    View details for DOI 10.1016/j.surg.2021.11.026

    View details for PubMedID 34969527

  • Refugee access to COVID-19 vaccines in Lebanon LANCET Jawad, N. K., Abu Taweeleh, L., Elharake, J. A., Khamis, N., Alser, O., Karaki, F. M., Aboukhater, L. 2021; 397 (10288): 1884
  • Practical Computer Vision Application to Compute Total Body Surface Area Burn: Reappraising a Fundamental Burn Injury Formula in the Modern Era. JAMA surgery Choi, J., Patil, A., Vendrow, E., Touponse, G., Aboukhater, L., Forrester, J. D., Spain, D. A. 2021


    Critical burn management decisions rely on accurate percent total body surface area (%TBSA) burn estimation. Existing %TBSA burn estimation models (eg, Lund-Browder chart and rule of nines) were derived from a linear formula and a limited number of individuals a century ago and do not reflect the range of body habitus of the modern population.To develop a practical %TBSA burn estimation tool that accounts for exact burn injury pattern, sex, and body habitus.This population-based cohort study evaluated the efficacy of a computer vision algorithm application in processing an adult laser body scan data set. High-resolution surface anthropometry laser body scans of 3047 North American and European adults aged 18 to 65 years from the Civilian American and European Surface Anthropometry Resource data set (1998-2001) were included. Of these, 1517 participants (49.8%) were male. Race and ethnicity data were not available for analysis. Analyses were conducted in 2020.The contributory %TBSA for 18 body regions in each individual. Mobile application for real-time %TBSA burn computation based on sex, habitus, and exact burn injury pattern.Of the 3047 individuals aged 18 to 65 years for whom body scans were available, 1517 (49.8%) were male. Wide individual variability was found in the extent to which major body regions contributed to %TBSA, especially in the torso and legs. Anterior torso %TBSA increased with increasing body habitus (mean [SD], 15.1 [0.9] to 19.1 [2.0] for male individuals; 15.1 [0.8] to 18.0 [1.7] for female individuals). This increase was attributable to increase in abdomen %TBSA (mean [SD], 5.3 [0.7] to 8.7 [1.8]) among male individuals and increase in abdomen (mean [SD], 4.6 [0.6] to 6.8 [1.7]) and pelvis (mean [SD], 1.5 [0.2] to 2.9 [0.9]) %TBSAs among female individuals.
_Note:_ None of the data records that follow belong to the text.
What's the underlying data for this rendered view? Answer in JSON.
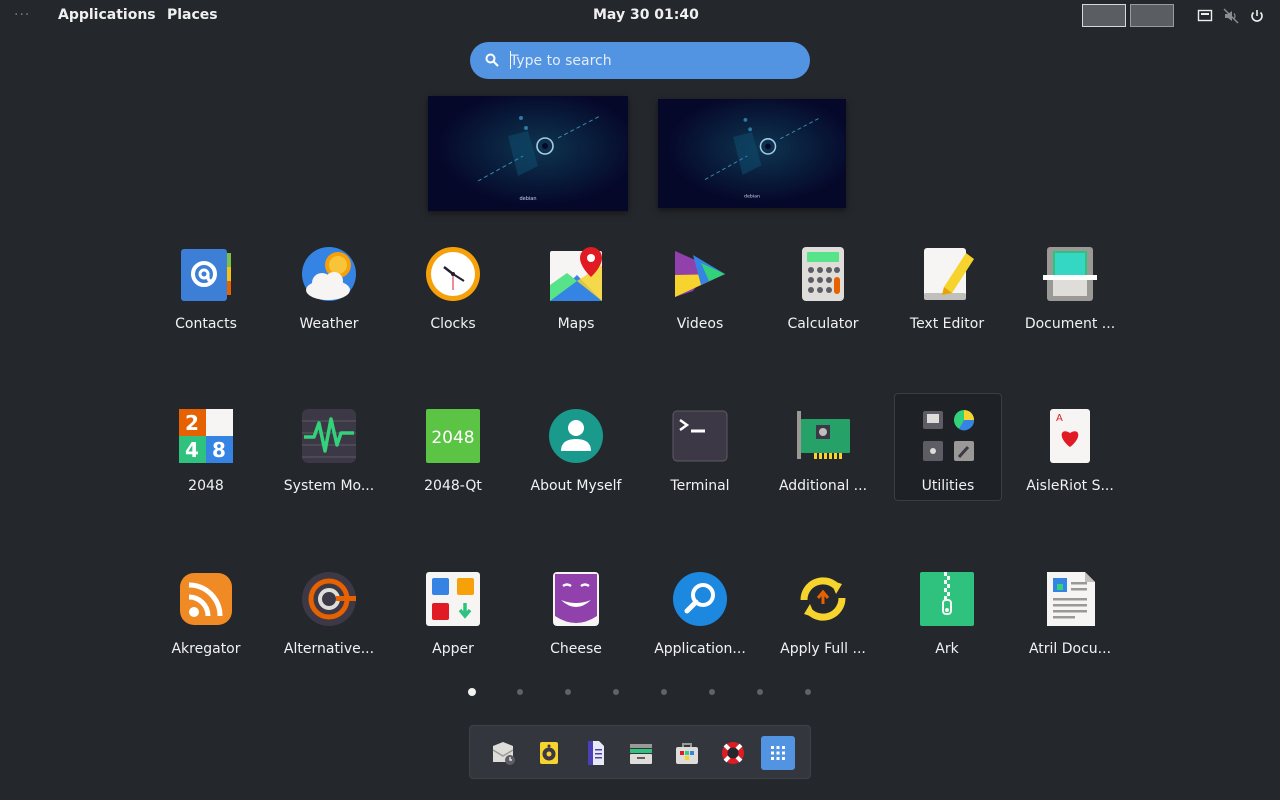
{
  "topbar": {
    "activities": "···",
    "applications": "Applications",
    "places": "Places",
    "clock": "May 30  01:40"
  },
  "search": {
    "placeholder": "Type to search"
  },
  "apps": [
    {
      "label": "Contacts",
      "icon": "contacts-icon"
    },
    {
      "label": "Weather",
      "icon": "weather-icon"
    },
    {
      "label": "Clocks",
      "icon": "clocks-icon"
    },
    {
      "label": "Maps",
      "icon": "maps-icon"
    },
    {
      "label": "Videos",
      "icon": "videos-icon"
    },
    {
      "label": "Calculator",
      "icon": "calculator-icon"
    },
    {
      "label": "Text Editor",
      "icon": "text-editor-icon"
    },
    {
      "label": "Document ...",
      "icon": "document-scanner-icon"
    },
    {
      "label": "2048",
      "icon": "2048-icon"
    },
    {
      "label": "System Mo...",
      "icon": "system-monitor-icon"
    },
    {
      "label": "2048-Qt",
      "icon": "2048-qt-icon",
      "icon_text": "2048"
    },
    {
      "label": "About Myself",
      "icon": "about-myself-icon"
    },
    {
      "label": "Terminal",
      "icon": "terminal-icon"
    },
    {
      "label": "Additional ...",
      "icon": "additional-drivers-icon"
    },
    {
      "label": "Utilities",
      "icon": "utilities-folder-icon"
    },
    {
      "label": "AisleRiot S...",
      "icon": "aisleriot-icon"
    },
    {
      "label": "Akregator",
      "icon": "akregator-icon"
    },
    {
      "label": "Alternative...",
      "icon": "alternatives-icon"
    },
    {
      "label": "Apper",
      "icon": "apper-icon"
    },
    {
      "label": "Cheese",
      "icon": "cheese-icon"
    },
    {
      "label": "Application...",
      "icon": "application-finder-icon"
    },
    {
      "label": "Apply Full ...",
      "icon": "apply-upgrade-icon"
    },
    {
      "label": "Ark",
      "icon": "ark-icon"
    },
    {
      "label": "Atril Docu...",
      "icon": "atril-icon"
    }
  ],
  "tile_digits": [
    "2",
    "4",
    "8"
  ],
  "wallpaper_caption": "debian",
  "pages": {
    "count": 8,
    "current": 1
  },
  "dock": [
    {
      "name": "mail-icon"
    },
    {
      "name": "rhythmbox-icon"
    },
    {
      "name": "document-viewer-icon"
    },
    {
      "name": "file-manager-icon"
    },
    {
      "name": "software-center-icon"
    },
    {
      "name": "help-icon"
    },
    {
      "name": "show-applications-icon"
    }
  ],
  "colors": {
    "accent": "#5294e2",
    "background": "#24272c"
  }
}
For most body regions, Lund-Browder chart and rule of nines estimates fell outside the population's measured interquartile ranges. The mobile application tested in this study, Burn Area, facilitated accurate %TBSA burn computation based on exact burn injury pattern for 10 sex and body habitus-specific models.Computer vision algorithm application to a large laser body scan data set may provide a practical tool that facilitates accurate %TBSA burn computation in the modern era.

    View details for DOI 10.1001/jamasurg.2021.5848

    View details for PubMedID 34817552